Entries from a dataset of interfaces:

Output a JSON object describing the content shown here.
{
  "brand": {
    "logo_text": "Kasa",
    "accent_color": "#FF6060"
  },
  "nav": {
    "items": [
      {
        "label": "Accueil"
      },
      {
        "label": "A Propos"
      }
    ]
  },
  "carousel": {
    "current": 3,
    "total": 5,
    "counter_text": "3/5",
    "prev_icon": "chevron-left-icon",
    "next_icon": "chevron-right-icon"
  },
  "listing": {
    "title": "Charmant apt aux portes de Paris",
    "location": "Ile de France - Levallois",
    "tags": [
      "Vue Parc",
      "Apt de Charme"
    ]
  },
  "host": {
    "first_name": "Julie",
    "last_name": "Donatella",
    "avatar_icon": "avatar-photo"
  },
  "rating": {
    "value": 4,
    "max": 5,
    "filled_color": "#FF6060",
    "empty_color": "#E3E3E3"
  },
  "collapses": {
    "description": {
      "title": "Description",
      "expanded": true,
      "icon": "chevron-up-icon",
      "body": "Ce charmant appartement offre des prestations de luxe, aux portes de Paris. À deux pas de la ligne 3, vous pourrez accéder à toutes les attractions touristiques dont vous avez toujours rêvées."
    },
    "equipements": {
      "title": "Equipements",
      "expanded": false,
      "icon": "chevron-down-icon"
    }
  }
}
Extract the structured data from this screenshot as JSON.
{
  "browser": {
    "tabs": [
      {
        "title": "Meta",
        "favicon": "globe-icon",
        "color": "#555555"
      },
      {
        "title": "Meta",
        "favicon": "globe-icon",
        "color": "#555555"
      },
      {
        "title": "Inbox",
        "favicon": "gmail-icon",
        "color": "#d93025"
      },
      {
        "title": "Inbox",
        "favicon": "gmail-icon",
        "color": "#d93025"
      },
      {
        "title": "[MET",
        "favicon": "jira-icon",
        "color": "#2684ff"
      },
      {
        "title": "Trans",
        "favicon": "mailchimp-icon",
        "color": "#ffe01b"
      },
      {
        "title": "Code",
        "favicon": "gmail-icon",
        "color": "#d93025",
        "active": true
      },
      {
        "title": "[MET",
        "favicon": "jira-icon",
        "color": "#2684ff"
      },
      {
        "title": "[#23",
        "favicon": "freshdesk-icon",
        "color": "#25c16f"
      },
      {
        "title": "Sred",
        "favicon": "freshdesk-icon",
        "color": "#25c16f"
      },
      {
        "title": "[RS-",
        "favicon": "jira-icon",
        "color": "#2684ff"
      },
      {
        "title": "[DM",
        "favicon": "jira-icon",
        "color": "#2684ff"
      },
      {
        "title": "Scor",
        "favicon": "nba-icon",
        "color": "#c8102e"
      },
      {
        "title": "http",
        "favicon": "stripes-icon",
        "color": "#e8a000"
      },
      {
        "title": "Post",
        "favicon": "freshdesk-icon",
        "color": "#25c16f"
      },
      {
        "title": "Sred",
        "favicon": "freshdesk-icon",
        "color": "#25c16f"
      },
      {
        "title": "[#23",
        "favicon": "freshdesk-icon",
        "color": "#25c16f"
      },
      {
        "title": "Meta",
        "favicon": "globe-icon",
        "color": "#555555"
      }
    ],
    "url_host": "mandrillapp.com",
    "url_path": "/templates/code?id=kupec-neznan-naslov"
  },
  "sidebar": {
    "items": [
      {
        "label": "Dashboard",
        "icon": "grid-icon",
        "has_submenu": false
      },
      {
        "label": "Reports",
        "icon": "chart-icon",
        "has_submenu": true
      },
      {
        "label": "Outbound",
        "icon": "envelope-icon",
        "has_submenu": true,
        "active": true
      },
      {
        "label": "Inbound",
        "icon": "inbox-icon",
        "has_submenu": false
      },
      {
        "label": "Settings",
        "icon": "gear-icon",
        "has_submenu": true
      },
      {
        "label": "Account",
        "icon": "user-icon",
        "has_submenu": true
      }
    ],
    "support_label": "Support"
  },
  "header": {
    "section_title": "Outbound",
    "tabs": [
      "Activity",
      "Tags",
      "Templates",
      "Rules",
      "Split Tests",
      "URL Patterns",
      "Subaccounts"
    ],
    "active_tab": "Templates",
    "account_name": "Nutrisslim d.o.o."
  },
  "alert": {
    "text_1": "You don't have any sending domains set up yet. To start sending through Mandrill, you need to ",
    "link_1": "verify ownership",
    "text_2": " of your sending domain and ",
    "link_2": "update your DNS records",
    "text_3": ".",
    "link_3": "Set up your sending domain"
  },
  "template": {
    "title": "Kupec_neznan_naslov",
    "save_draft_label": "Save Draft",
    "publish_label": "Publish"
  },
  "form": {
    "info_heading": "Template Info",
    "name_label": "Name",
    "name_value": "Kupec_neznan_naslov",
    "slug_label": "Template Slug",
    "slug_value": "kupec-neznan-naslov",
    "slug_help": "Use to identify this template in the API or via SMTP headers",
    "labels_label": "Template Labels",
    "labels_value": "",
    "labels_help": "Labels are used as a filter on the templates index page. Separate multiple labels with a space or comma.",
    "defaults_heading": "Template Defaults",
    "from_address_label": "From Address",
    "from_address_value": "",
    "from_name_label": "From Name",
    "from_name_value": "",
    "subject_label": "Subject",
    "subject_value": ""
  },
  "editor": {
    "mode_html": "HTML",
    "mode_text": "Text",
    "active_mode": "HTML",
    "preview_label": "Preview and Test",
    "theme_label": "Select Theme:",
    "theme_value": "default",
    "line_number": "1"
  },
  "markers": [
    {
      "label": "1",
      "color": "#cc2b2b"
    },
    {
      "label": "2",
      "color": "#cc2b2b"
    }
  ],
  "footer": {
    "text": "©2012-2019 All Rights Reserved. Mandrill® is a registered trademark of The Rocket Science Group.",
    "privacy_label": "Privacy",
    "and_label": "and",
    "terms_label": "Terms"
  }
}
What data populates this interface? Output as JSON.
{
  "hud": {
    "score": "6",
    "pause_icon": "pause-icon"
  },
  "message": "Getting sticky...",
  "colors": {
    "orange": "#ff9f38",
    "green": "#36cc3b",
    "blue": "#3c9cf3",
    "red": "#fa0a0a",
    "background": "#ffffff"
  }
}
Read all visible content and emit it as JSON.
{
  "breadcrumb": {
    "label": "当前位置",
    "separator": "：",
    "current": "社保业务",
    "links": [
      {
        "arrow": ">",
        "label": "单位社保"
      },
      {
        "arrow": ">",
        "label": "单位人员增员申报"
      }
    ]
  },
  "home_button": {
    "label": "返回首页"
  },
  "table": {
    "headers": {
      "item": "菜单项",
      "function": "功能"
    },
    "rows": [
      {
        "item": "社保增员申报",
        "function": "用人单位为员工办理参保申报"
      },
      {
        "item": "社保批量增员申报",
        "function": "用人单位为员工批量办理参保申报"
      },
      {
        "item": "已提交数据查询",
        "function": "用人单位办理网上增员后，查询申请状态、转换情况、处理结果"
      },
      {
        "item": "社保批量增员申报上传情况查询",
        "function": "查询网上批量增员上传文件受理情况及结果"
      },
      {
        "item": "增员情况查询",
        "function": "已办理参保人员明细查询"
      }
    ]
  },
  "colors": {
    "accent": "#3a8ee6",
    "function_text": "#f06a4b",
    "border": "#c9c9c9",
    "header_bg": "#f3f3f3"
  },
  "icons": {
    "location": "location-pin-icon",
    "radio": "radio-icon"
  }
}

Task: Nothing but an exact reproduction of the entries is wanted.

Problem solution:
Output a JSON object describing the content shown here.
{
  "brand": {
    "logo_text": "Kasa",
    "accent_color": "#FF6060"
  },
  "nav": {
    "items": [
      {
        "label": "Accueil"
      },
      {
        "label": "A Propos"
      }
    ]
  },
  "carousel": {
    "current": 3,
    "total": 5,
    "counter_text": "3/5",
    "prev_icon": "chevron-left-icon",
    "next_icon": "chevron-right-icon"
  },
  "listing": {
    "title": "Charmant apt aux portes de Paris",
    "location": "Ile de France - Levallois",
    "tags": [
      "Vue Parc",
      "Apt de Charme"
    ]
  },
  "host": {
    "first_name": "Julie",
    "last_name": "Donatella",
    "avatar_icon": "avatar-photo"
  },
  "rating": {
    "value": 4,
    "max": 5,
    "filled_color": "#FF6060",
    "empty_color": "#E3E3E3"
  },
  "collapses": {
    "description": {
      "title": "Description",
      "expanded": true,
      "icon": "chevron-up-icon",
      "body": "Ce charmant appartement offre des prestations de luxe, aux portes de Paris. À deux pas de la ligne 3, vous pourrez accéder à toutes les attractions touristiques dont vous avez toujours rêvées."
    },
    "equipements": {
      "title": "Equipements",
      "expanded": false,
      "icon": "chevron-down-icon"
    }
  }
}
Extract the structured data from this screenshot as JSON.
{
  "browser": {
    "tabs": [
      {
        "title": "Meta",
        "favicon": "globe-icon",
        "color": "#555555"
      },
      {
        "title": "Meta",
        "favicon": "globe-icon",
        "color": "#555555"
      },
      {
        "title": "Inbox",
        "favicon": "gmail-icon",
        "color": "#d93025"
      },
      {
        "title": "Inbox",
        "favicon": "gmail-icon",
        "color": "#d93025"
      },
      {
        "title": "[MET",
        "favicon": "jira-icon",
        "color": "#2684ff"
      },
      {
        "title": "Trans",
        "favicon": "mailchimp-icon",
        "color": "#ffe01b"
      },
      {
        "title": "Code",
        "favicon": "gmail-icon",
        "color": "#d93025",
        "active": true
      },
      {
        "title": "[MET",
        "favicon": "jira-icon",
        "color": "#2684ff"
      },
      {
        "title": "[#23",
        "favicon": "freshdesk-icon",
        "color": "#25c16f"
      },
      {
        "title": "Sred",
        "favicon": "freshdesk-icon",
        "color": "#25c16f"
      },
      {
        "title": "[RS-",
        "favicon": "jira-icon",
        "color": "#2684ff"
      },
      {
        "title": "[DM",
        "favicon": "jira-icon",
        "color": "#2684ff"
      },
      {
        "title": "Scor",
        "favicon": "nba-icon",
        "color": "#c8102e"
      },
      {
        "title": "http",
        "favicon": "stripes-icon",
        "color": "#e8a000"
      },
      {
        "title": "Post",
        "favicon": "freshdesk-icon",
        "color": "#25c16f"
      },
      {
        "title": "Sred",
        "favicon": "freshdesk-icon",
        "color": "#25c16f"
      },
      {
        "title": "[#23",
        "favicon": "freshdesk-icon",
        "color": "#25c16f"
      },
      {
        "title": "Meta",
        "favicon": "globe-icon",
        "color": "#555555"
      }
    ],
    "url_host": "mandrillapp.com",
    "url_path": "/templates/code?id=kupec-neznan-naslov"
  },
  "sidebar": {
    "items": [
      {
        "label": "Dashboard",
        "icon": "grid-icon",
        "has_submenu": false
      },
      {
        "label": "Reports",
        "icon": "chart-icon",
        "has_submenu": true
      },
      {
        "label": "Outbound",
        "icon": "envelope-icon",
        "has_submenu": true,
        "active": true
      },
      {
        "label": "Inbound",
        "icon": "inbox-icon",
        "has_submenu": false
      },
      {
        "label": "Settings",
        "icon": "gear-icon",
        "has_submenu": true
      },
      {
        "label": "Account",
        "icon": "user-icon",
        "has_submenu": true
      }
    ],
    "support_label": "Support"
  },
  "header": {
    "section_title": "Outbound",
    "tabs": [
      "Activity",
      "Tags",
      "Templates",
      "Rules",
      "Split Tests",
      "URL Patterns",
      "Subaccounts"
    ],
    "active_tab": "Templates",
    "account_name": "Nutrisslim d.o.o."
  },
  "alert": {
    "text_1": "You don't have any sending domains set up yet. To start sending through Mandrill, you need to ",
    "link_1": "verify ownership",
    "text_2": " of your sending domain and ",
    "link_2": "update your DNS records",
    "text_3": ".",
    "link_3": "Set up your sending domain"
  },
  "template": {
    "title": "Kupec_neznan_naslov",
    "save_draft_label": "Save Draft",
    "publish_label": "Publish"
  },
  "form": {
    "info_heading": "Template Info",
    "name_label": "Name",
    "name_value": "Kupec_neznan_naslov",
    "slug_label": "Template Slug",
    "slug_value": "kupec-neznan-naslov",
    "slug_help": "Use to identify this template in the API or via SMTP headers",
    "labels_label": "Template Labels",
    "labels_value": "",
    "labels_help": "Labels are used as a filter on the templates index page. Separate multiple labels with a space or comma.",
    "defaults_heading": "Template Defaults",
    "from_address_label": "From Address",
    "from_address_value": "",
    "from_name_label": "From Name",
    "from_name_value": "",
    "subject_label": "Subject",
    "subject_value": ""
  },
  "editor": {
    "mode_html": "HTML",
    "mode_text": "Text",
    "active_mode": "HTML",
    "preview_label": "Preview and Test",
    "theme_label": "Select Theme:",
    "theme_value": "default",
    "line_number": "1"
  },
  "markers": [
    {
      "label": "1",
      "color": "#cc2b2b"
    },
    {
      "label": "2",
      "color": "#cc2b2b"
    }
  ],
  "footer": {
    "text": "©2012-2019 All Rights Reserved. Mandrill® is a registered trademark of The Rocket Science Group.",
    "privacy_label": "Privacy",
    "and_label": "and",
    "terms_label": "Terms"
  }
}
What data populates this interface? Output as JSON.
{
  "hud": {
    "score": "6",
    "pause_icon": "pause-icon"
  },
  "message": "Getting sticky...",
  "colors": {
    "orange": "#ff9f38",
    "green": "#36cc3b",
    "blue": "#3c9cf3",
    "red": "#fa0a0a",
    "background": "#ffffff"
  }
}
Read all visible content and emit it as JSON.
{
  "breadcrumb": {
    "label": "当前位置",
    "separator": "：",
    "current": "社保业务",
    "links": [
      {
        "arrow": ">",
        "label": "单位社保"
      },
      {
        "arrow": ">",
        "label": "单位人员增员申报"
      }
    ]
  },
  "home_button": {
    "label": "返回首页"
  },
  "table": {
    "headers": {
      "item": "菜单项",
      "function": "功能"
    },
    "rows": [
      {
        "item": "社保增员申报",
        "function": "用人单位为员工办理参保申报"
      },
      {
        "item": "社保批量增员申报",
        "function": "用人单位为员工批量办理参保申报"
      },
      {
        "item": "已提交数据查询",
        "function": "用人单位办理网上增员后，查询申请状态、转换情况、处理结果"
      },
      {
        "item": "社保批量增员申报上传情况查询",
        "function": "查询网上批量增员上传文件受理情况及结果"
      },
      {
        "item": "增员情况查询",
        "function": "已办理参保人员明细查询"
      }
    ]
  },
  "colors": {
    "accent": "#3a8ee6",
    "function_text": "#f06a4b",
    "border": "#c9c9c9",
    "header_bg": "#f3f3f3"
  },
  "icons": {
    "location": "location-pin-icon",
    "radio": "radio-icon"
  }
}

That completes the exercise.